Heavily rimed new snow, often shaped like little Styrofoam balls.

Graupel is that Styrofoam ball type of snow that stings your face when it falls from the sky. It forms from strong convective activity within a storm (upward vertical motion) caused by the passage of a cold front or springtime convective showers. The static buildup from all these falling graupel pellets sometimes cause lightning as well.

It looks and behaves like a pile of ball bearings. Graupel is a common weak layer in maritime climates but more rare in continental climates. It’s extra tricky because it tends to roll off cliffs and steeper terrain and collect on the gentler terrain at the bottom of cliffs. Climbers and extreme riders sometimes trigger graupel avalanches after they have descended steep terrain (45-60 degrees) and have finally arrived on the gentler slopes below (35-45 degrees)–just when they are starting to relax. Graupel weak layers usually stabilize in about a day or two after a storm, depending on temperature.

Graupel Summary:

Graupel tends to become faceted easily when subjected to a strong temperature gradient, in which case, graupel produces avalanches much more persistently.

Looks like:
Little Styrofoam balls

Feels like:
Stings your face

Behaves mechanically:
Like ball bearings

Distribution pattern:
Rolls off of cliffs and steep slopes and collects on gentler terrain and in pockets.

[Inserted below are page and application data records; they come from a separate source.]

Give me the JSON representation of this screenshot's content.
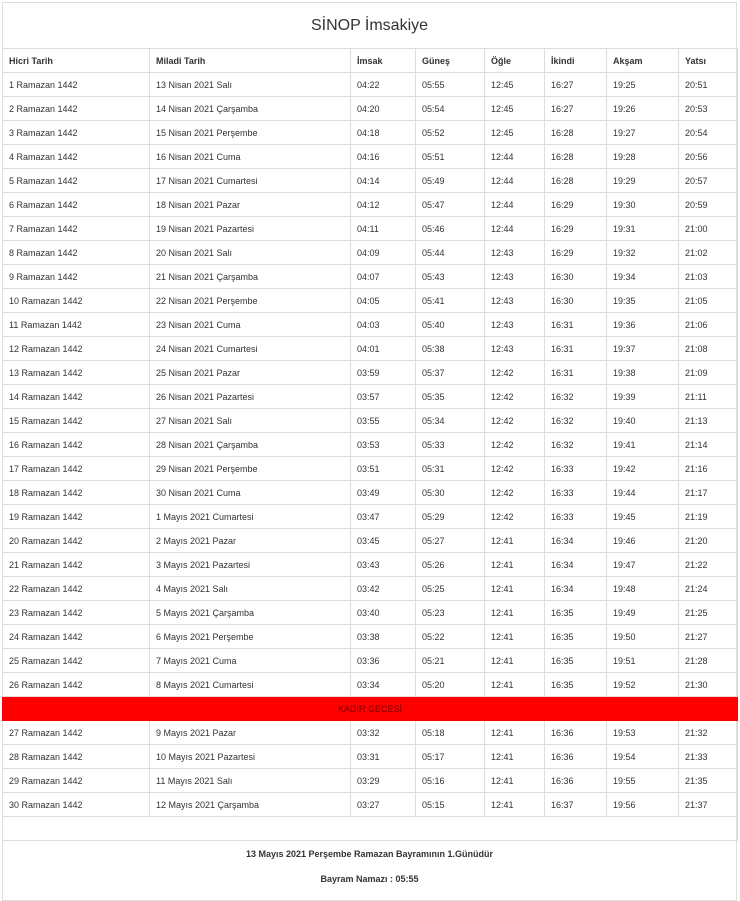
{
  "title": "SİNOP İmsakiye",
  "columns": [
    "Hicri Tarih",
    "Miladi Tarih",
    "İmsak",
    "Güneş",
    "Öğle",
    "İkindi",
    "Akşam",
    "Yatsı"
  ],
  "rows_before": [
    [
      "1 Ramazan 1442",
      "13 Nisan 2021 Salı",
      "04:22",
      "05:55",
      "12:45",
      "16:27",
      "19:25",
      "20:51"
    ],
    [
      "2 Ramazan 1442",
      "14 Nisan 2021 Çarşamba",
      "04:20",
      "05:54",
      "12:45",
      "16:27",
      "19:26",
      "20:53"
    ],
    [
      "3 Ramazan 1442",
      "15 Nisan 2021 Perşembe",
      "04:18",
      "05:52",
      "12:45",
      "16:28",
      "19:27",
      "20:54"
    ],
    [
      "4 Ramazan 1442",
      "16 Nisan 2021 Cuma",
      "04:16",
      "05:51",
      "12:44",
      "16:28",
      "19:28",
      "20:56"
    ],
    [
      "5 Ramazan 1442",
      "17 Nisan 2021 Cumartesi",
      "04:14",
      "05:49",
      "12:44",
      "16:28",
      "19:29",
      "20:57"
    ],
    [
      "6 Ramazan 1442",
      "18 Nisan 2021 Pazar",
      "04:12",
      "05:47",
      "12:44",
      "16:29",
      "19:30",
      "20:59"
    ],
    [
      "7 Ramazan 1442",
      "19 Nisan 2021 Pazartesi",
      "04:11",
      "05:46",
      "12:44",
      "16:29",
      "19:31",
      "21:00"
    ],
    [
      "8 Ramazan 1442",
      "20 Nisan 2021 Salı",
      "04:09",
      "05:44",
      "12:43",
      "16:29",
      "19:32",
      "21:02"
    ],
    [
      "9 Ramazan 1442",
      "21 Nisan 2021 Çarşamba",
      "04:07",
      "05:43",
      "12:43",
      "16:30",
      "19:34",
      "21:03"
    ],
    [
      "10 Ramazan 1442",
      "22 Nisan 2021 Perşembe",
      "04:05",
      "05:41",
      "12:43",
      "16:30",
      "19:35",
      "21:05"
    ],
    [
      "11 Ramazan 1442",
      "23 Nisan 2021 Cuma",
      "04:03",
      "05:40",
      "12:43",
      "16:31",
      "19:36",
      "21:06"
    ],
    [
      "12 Ramazan 1442",
      "24 Nisan 2021 Cumartesi",
      "04:01",
      "05:38",
      "12:43",
      "16:31",
      "19:37",
      "21:08"
    ],
    [
      "13 Ramazan 1442",
      "25 Nisan 2021 Pazar",
      "03:59",
      "05:37",
      "12:42",
      "16:31",
      "19:38",
      "21:09"
    ],
    [
      "14 Ramazan 1442",
      "26 Nisan 2021 Pazartesi",
      "03:57",
      "05:35",
      "12:42",
      "16:32",
      "19:39",
      "21:11"
    ],
    [
      "15 Ramazan 1442",
      "27 Nisan 2021 Salı",
      "03:55",
      "05:34",
      "12:42",
      "16:32",
      "19:40",
      "21:13"
    ],
    [
      "16 Ramazan 1442",
      "28 Nisan 2021 Çarşamba",
      "03:53",
      "05:33",
      "12:42",
      "16:32",
      "19:41",
      "21:14"
    ],
    [
      "17 Ramazan 1442",
      "29 Nisan 2021 Perşembe",
      "03:51",
      "05:31",
      "12:42",
      "16:33",
      "19:42",
      "21:16"
    ],
    [
      "18 Ramazan 1442",
      "30 Nisan 2021 Cuma",
      "03:49",
      "05:30",
      "12:42",
      "16:33",
      "19:44",
      "21:17"
    ],
    [
      "19 Ramazan 1442",
      "1 Mayıs 2021 Cumartesi",
      "03:47",
      "05:29",
      "12:42",
      "16:33",
      "19:45",
      "21:19"
    ],
    [
      "20 Ramazan 1442",
      "2 Mayıs 2021 Pazar",
      "03:45",
      "05:27",
      "12:41",
      "16:34",
      "19:46",
      "21:20"
    ],
    [
      "21 Ramazan 1442",
      "3 Mayıs 2021 Pazartesi",
      "03:43",
      "05:26",
      "12:41",
      "16:34",
      "19:47",
      "21:22"
    ],
    [
      "22 Ramazan 1442",
      "4 Mayıs 2021 Salı",
      "03:42",
      "05:25",
      "12:41",
      "16:34",
      "19:48",
      "21:24"
    ],
    [
      "23 Ramazan 1442",
      "5 Mayıs 2021 Çarşamba",
      "03:40",
      "05:23",
      "12:41",
      "16:35",
      "19:49",
      "21:25"
    ],
    [
      "24 Ramazan 1442",
      "6 Mayıs 2021 Perşembe",
      "03:38",
      "05:22",
      "12:41",
      "16:35",
      "19:50",
      "21:27"
    ],
    [
      "25 Ramazan 1442",
      "7 Mayıs 2021 Cuma",
      "03:36",
      "05:21",
      "12:41",
      "16:35",
      "19:51",
      "21:28"
    ],
    [
      "26 Ramazan 1442",
      "8 Mayıs 2021 Cumartesi",
      "03:34",
      "05:20",
      "12:41",
      "16:35",
      "19:52",
      "21:30"
    ]
  ],
  "special_row": {
    "label": "KADİR GECESİ",
    "color": "#ff0000"
  },
  "rows_after": [
    [
      "27 Ramazan 1442",
      "9 Mayıs 2021 Pazar",
      "03:32",
      "05:18",
      "12:41",
      "16:36",
      "19:53",
      "21:32"
    ],
    [
      "28 Ramazan 1442",
      "10 Mayıs 2021 Pazartesi",
      "03:31",
      "05:17",
      "12:41",
      "16:36",
      "19:54",
      "21:33"
    ],
    [
      "29 Ramazan 1442",
      "11 Mayıs 2021 Salı",
      "03:29",
      "05:16",
      "12:41",
      "16:36",
      "19:55",
      "21:35"
    ],
    [
      "30 Ramazan 1442",
      "12 Mayıs 2021 Çarşamba",
      "03:27",
      "05:15",
      "12:41",
      "16:37",
      "19:56",
      "21:37"
    ]
  ],
  "footer": {
    "line1": "13 Mayıs 2021 Perşembe Ramazan Bayramının 1.Günüdür",
    "line2": "Bayram Namazı : 05:55"
  }
}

Not aspect or elevation dependent.

Sstabilizes about one day after deposited, depending on temperature and metamorphism